AbstractIntroduction: Since it was introduced in 2012, the Neuroid has been used to aid in understanding how functionally different neural populations contribute to sensory information processing. However, insights about whether this neuron-model could perform better than others or about when its utilization should be considered have not been provided yet.
In an attempt to address this issue, a comparison between the Neuroid and the leaky-integrate-and-fire (LIF) model in terms of accuracy and computational cost was performed. Both models were tested for different stimulation amplitudes and stimulation periods, with time step sizes ranging from 10-4 to 1 ms.

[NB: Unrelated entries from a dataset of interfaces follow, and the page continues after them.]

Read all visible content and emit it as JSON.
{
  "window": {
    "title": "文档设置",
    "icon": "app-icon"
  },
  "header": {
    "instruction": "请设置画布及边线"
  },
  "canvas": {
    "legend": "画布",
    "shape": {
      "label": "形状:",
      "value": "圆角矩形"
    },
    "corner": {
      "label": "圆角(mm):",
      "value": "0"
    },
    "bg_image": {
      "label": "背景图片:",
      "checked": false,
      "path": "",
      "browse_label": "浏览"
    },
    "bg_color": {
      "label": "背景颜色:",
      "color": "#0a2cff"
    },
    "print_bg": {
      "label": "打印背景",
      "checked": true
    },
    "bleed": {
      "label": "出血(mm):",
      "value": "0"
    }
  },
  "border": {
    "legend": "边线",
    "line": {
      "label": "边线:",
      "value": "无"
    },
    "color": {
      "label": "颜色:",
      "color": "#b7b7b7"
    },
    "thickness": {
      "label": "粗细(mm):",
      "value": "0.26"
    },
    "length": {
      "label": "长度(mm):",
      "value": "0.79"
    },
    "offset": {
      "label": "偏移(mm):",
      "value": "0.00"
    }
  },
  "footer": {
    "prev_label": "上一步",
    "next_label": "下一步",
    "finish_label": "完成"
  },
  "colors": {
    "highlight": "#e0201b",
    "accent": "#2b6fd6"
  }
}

It was found that, although the Neuroid was able to produce more accurate results than its original version, its accuracy was lower than the achieved with the LIF model solved by the forward Euler method. On the other hand, the Neuroid performed its calculations in an amount of time significantly lower (Mulfactorial ANOVA test, p < 0.05) than that required by the LIF model when it was solved by using the forward Euler method. Moreover, it was possible to use Neuroid-based networks to replicate biologically relevant firing patterns produced by low-scale networks composed of more detailed neuron-models.

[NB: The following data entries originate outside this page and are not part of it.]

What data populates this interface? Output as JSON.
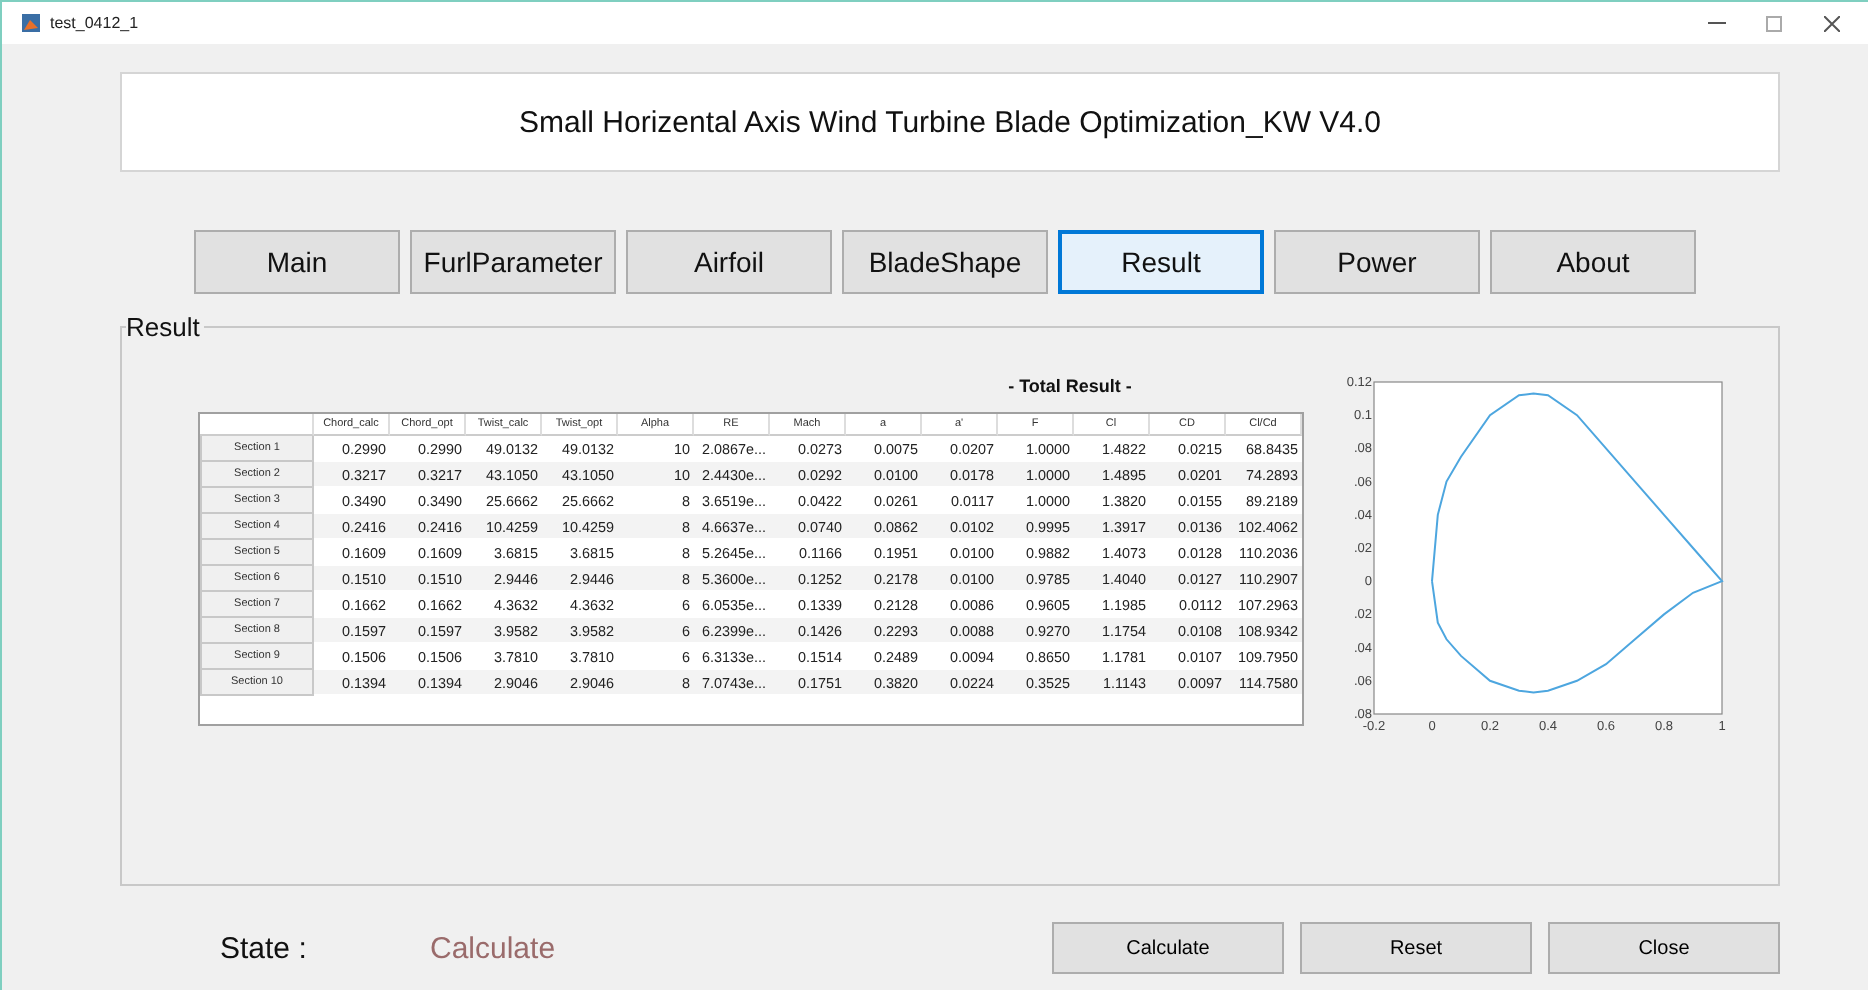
{
  "window": {
    "title": "test_0412_1"
  },
  "app_title": "Small Horizental Axis Wind Turbine Blade Optimization_KW V4.0",
  "tabs": [
    {
      "label": "Main",
      "selected": false
    },
    {
      "label": "FurlParameter",
      "selected": false
    },
    {
      "label": "Airfoil",
      "selected": false
    },
    {
      "label": "BladeShape",
      "selected": false
    },
    {
      "label": "Result",
      "selected": true
    },
    {
      "label": "Power",
      "selected": false
    },
    {
      "label": "About",
      "selected": false
    }
  ],
  "panel": {
    "title": "Result",
    "heading": "- Total Result -",
    "table": {
      "columns": [
        "Chord_calc",
        "Chord_opt",
        "Twist_calc",
        "Twist_opt",
        "Alpha",
        "RE",
        "Mach",
        "a",
        "a'",
        "F",
        "Cl",
        "CD",
        "Cl/Cd"
      ],
      "rows": [
        {
          "label": "Section 1",
          "cells": [
            "0.2990",
            "0.2990",
            "49.0132",
            "49.0132",
            "10",
            "2.0867e...",
            "0.0273",
            "0.0075",
            "0.0207",
            "1.0000",
            "1.4822",
            "0.0215",
            "68.8435"
          ]
        },
        {
          "label": "Section 2",
          "cells": [
            "0.3217",
            "0.3217",
            "43.1050",
            "43.1050",
            "10",
            "2.4430e...",
            "0.0292",
            "0.0100",
            "0.0178",
            "1.0000",
            "1.4895",
            "0.0201",
            "74.2893"
          ]
        },
        {
          "label": "Section 3",
          "cells": [
            "0.3490",
            "0.3490",
            "25.6662",
            "25.6662",
            "8",
            "3.6519e...",
            "0.0422",
            "0.0261",
            "0.0117",
            "1.0000",
            "1.3820",
            "0.0155",
            "89.2189"
          ]
        },
        {
          "label": "Section 4",
          "cells": [
            "0.2416",
            "0.2416",
            "10.4259",
            "10.4259",
            "8",
            "4.6637e...",
            "0.0740",
            "0.0862",
            "0.0102",
            "0.9995",
            "1.3917",
            "0.0136",
            "102.4062"
          ]
        },
        {
          "label": "Section 5",
          "cells": [
            "0.1609",
            "0.1609",
            "3.6815",
            "3.6815",
            "8",
            "5.2645e...",
            "0.1166",
            "0.1951",
            "0.0100",
            "0.9882",
            "1.4073",
            "0.0128",
            "110.2036"
          ]
        },
        {
          "label": "Section 6",
          "cells": [
            "0.1510",
            "0.1510",
            "2.9446",
            "2.9446",
            "8",
            "5.3600e...",
            "0.1252",
            "0.2178",
            "0.0100",
            "0.9785",
            "1.4040",
            "0.0127",
            "110.2907"
          ]
        },
        {
          "label": "Section 7",
          "cells": [
            "0.1662",
            "0.1662",
            "4.3632",
            "4.3632",
            "6",
            "6.0535e...",
            "0.1339",
            "0.2128",
            "0.0086",
            "0.9605",
            "1.1985",
            "0.0112",
            "107.2963"
          ]
        },
        {
          "label": "Section 8",
          "cells": [
            "0.1597",
            "0.1597",
            "3.9582",
            "3.9582",
            "6",
            "6.2399e...",
            "0.1426",
            "0.2293",
            "0.0088",
            "0.9270",
            "1.1754",
            "0.0108",
            "108.9342"
          ]
        },
        {
          "label": "Section 9",
          "cells": [
            "0.1506",
            "0.1506",
            "3.7810",
            "3.7810",
            "6",
            "6.3133e...",
            "0.1514",
            "0.2489",
            "0.0094",
            "0.8650",
            "1.1781",
            "0.0107",
            "109.7950"
          ]
        },
        {
          "label": "Section 10",
          "cells": [
            "0.1394",
            "0.1394",
            "2.9046",
            "2.9046",
            "8",
            "7.0743e...",
            "0.1751",
            "0.3820",
            "0.0224",
            "0.3525",
            "1.1143",
            "0.0097",
            "114.7580"
          ]
        }
      ]
    },
    "plot": {
      "xticks": [
        "-0.2",
        "0",
        "0.2",
        "0.4",
        "0.6",
        "0.8",
        "1"
      ],
      "yticks": [
        "0.12",
        "0.1",
        ".08",
        ".06",
        ".04",
        ".02",
        "0",
        ".02",
        ".04",
        ".06",
        ".08"
      ]
    }
  },
  "state": {
    "label": "State :",
    "value": "Calculate"
  },
  "buttons": [
    "Calculate",
    "Reset",
    "Close"
  ]
}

Results suggest that the Neuroid could be an interesting choice when computational resources are limited, although its use might be restricted to a narrow band of applications.

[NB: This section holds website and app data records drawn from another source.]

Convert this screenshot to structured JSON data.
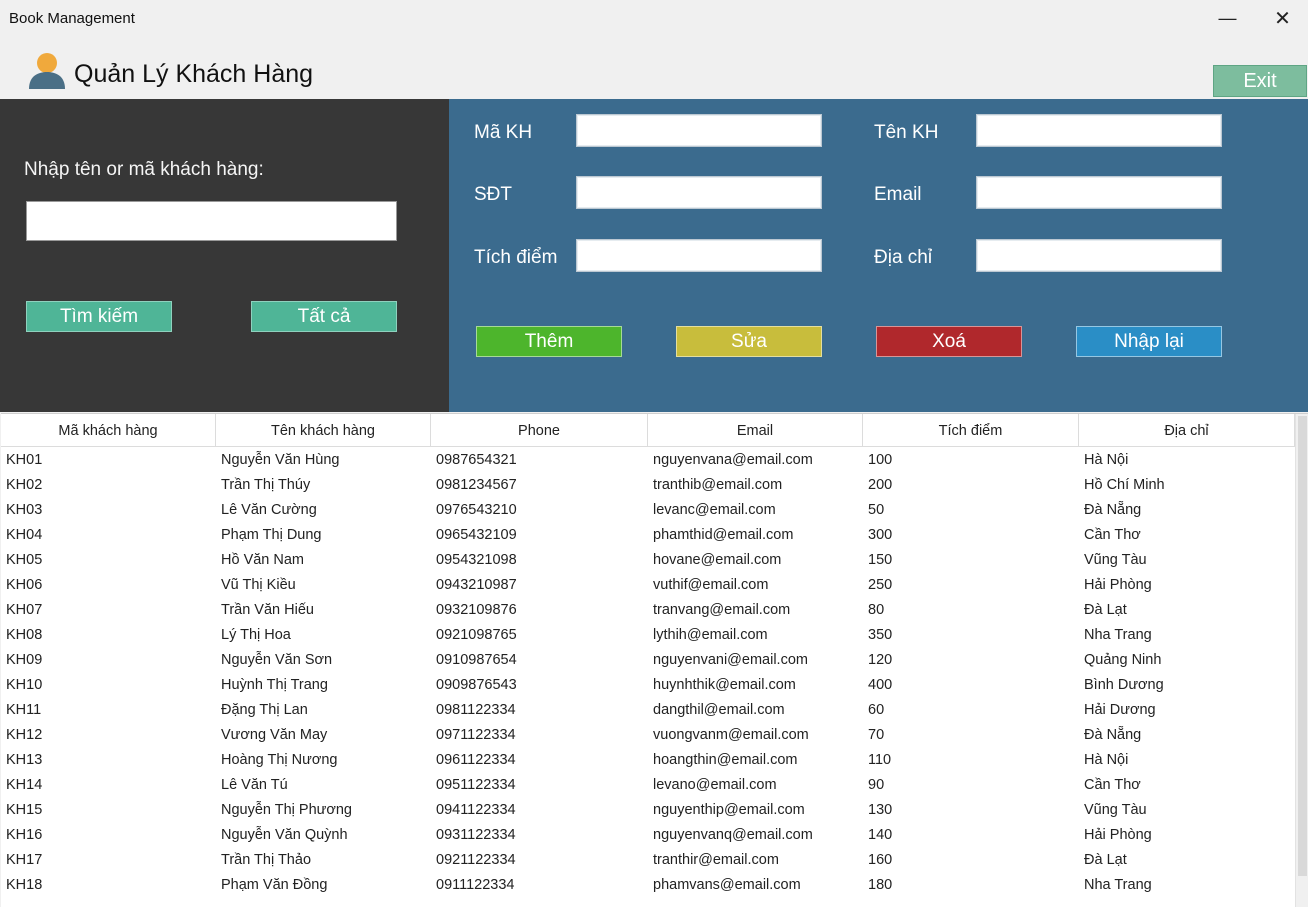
{
  "window": {
    "title": "Book Management",
    "minimize_glyph": "—",
    "close_glyph": "✕"
  },
  "header": {
    "title": "Quản Lý Khách Hàng",
    "icon": "user-icon",
    "exit_label": "Exit"
  },
  "search": {
    "label": "Nhập tên or mã khách hàng:",
    "value": "",
    "search_button": "Tìm kiếm",
    "all_button": "Tất cả"
  },
  "form": {
    "ma_kh_label": "Mã KH",
    "ten_kh_label": "Tên KH",
    "sdt_label": "SĐT",
    "email_label": "Email",
    "tich_diem_label": "Tích điểm",
    "dia_chi_label": "Địa chỉ",
    "ma_kh_value": "",
    "ten_kh_value": "",
    "sdt_value": "",
    "email_value": "",
    "tich_diem_value": "",
    "dia_chi_value": ""
  },
  "actions": {
    "add": "Thêm",
    "edit": "Sửa",
    "delete": "Xoá",
    "reset": "Nhập lại"
  },
  "colors": {
    "left_panel": "#373737",
    "right_panel": "#3b6b8e",
    "green_button": "#4fb597",
    "add": "#4db52c",
    "edit": "#c8bd3c",
    "delete": "#b0282c",
    "reset": "#2a8ec6",
    "exit": "#7dbd9e"
  },
  "table": {
    "columns": [
      "Mã khách hàng",
      "Tên khách hàng",
      "Phone",
      "Email",
      "Tích điểm",
      "Địa chỉ"
    ],
    "rows": [
      [
        "KH01",
        "Nguyễn Văn Hùng",
        "0987654321",
        "nguyenvana@email.com",
        "100",
        "Hà Nội"
      ],
      [
        "KH02",
        "Trần Thị Thúy",
        "0981234567",
        "tranthib@email.com",
        "200",
        "Hồ Chí Minh"
      ],
      [
        "KH03",
        "Lê Văn Cường",
        "0976543210",
        "levanc@email.com",
        "50",
        "Đà Nẵng"
      ],
      [
        "KH04",
        "Phạm Thị Dung",
        "0965432109",
        "phamthid@email.com",
        "300",
        "Cần Thơ"
      ],
      [
        "KH05",
        "Hồ Văn Nam",
        "0954321098",
        "hovane@email.com",
        "150",
        "Vũng Tàu"
      ],
      [
        "KH06",
        "Vũ Thị Kiều",
        "0943210987",
        "vuthif@email.com",
        "250",
        "Hải Phòng"
      ],
      [
        "KH07",
        "Trần Văn Hiếu",
        "0932109876",
        "tranvang@email.com",
        "80",
        "Đà Lạt"
      ],
      [
        "KH08",
        "Lý Thị Hoa",
        "0921098765",
        "lythih@email.com",
        "350",
        "Nha Trang"
      ],
      [
        "KH09",
        "Nguyễn Văn Sơn",
        "0910987654",
        "nguyenvani@email.com",
        "120",
        "Quảng Ninh"
      ],
      [
        "KH10",
        "Huỳnh Thị Trang",
        "0909876543",
        "huynhthik@email.com",
        "400",
        "Bình Dương"
      ],
      [
        "KH11",
        "Đặng Thị Lan",
        "0981122334",
        "dangthil@email.com",
        "60",
        "Hải Dương"
      ],
      [
        "KH12",
        "Vương Văn May",
        "0971122334",
        "vuongvanm@email.com",
        "70",
        "Đà Nẵng"
      ],
      [
        "KH13",
        "Hoàng Thị Nương",
        "0961122334",
        "hoangthin@email.com",
        "110",
        "Hà Nội"
      ],
      [
        "KH14",
        "Lê Văn Tú",
        "0951122334",
        "levano@email.com",
        "90",
        "Cần Thơ"
      ],
      [
        "KH15",
        "Nguyễn Thị Phương",
        "0941122334",
        "nguyenthip@email.com",
        "130",
        "Vũng Tàu"
      ],
      [
        "KH16",
        "Nguyễn Văn Quỳnh",
        "0931122334",
        "nguyenvanq@email.com",
        "140",
        "Hải Phòng"
      ],
      [
        "KH17",
        "Trần Thị Thảo",
        "0921122334",
        "tranthir@email.com",
        "160",
        "Đà Lạt"
      ],
      [
        "KH18",
        "Phạm Văn Đồng",
        "0911122334",
        "phamvans@email.com",
        "180",
        "Nha Trang"
      ]
    ]
  }
}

Neuroid; Spiking neuron-model; Frequency-intensity curve; Accuracy; Computational cost; Heuristic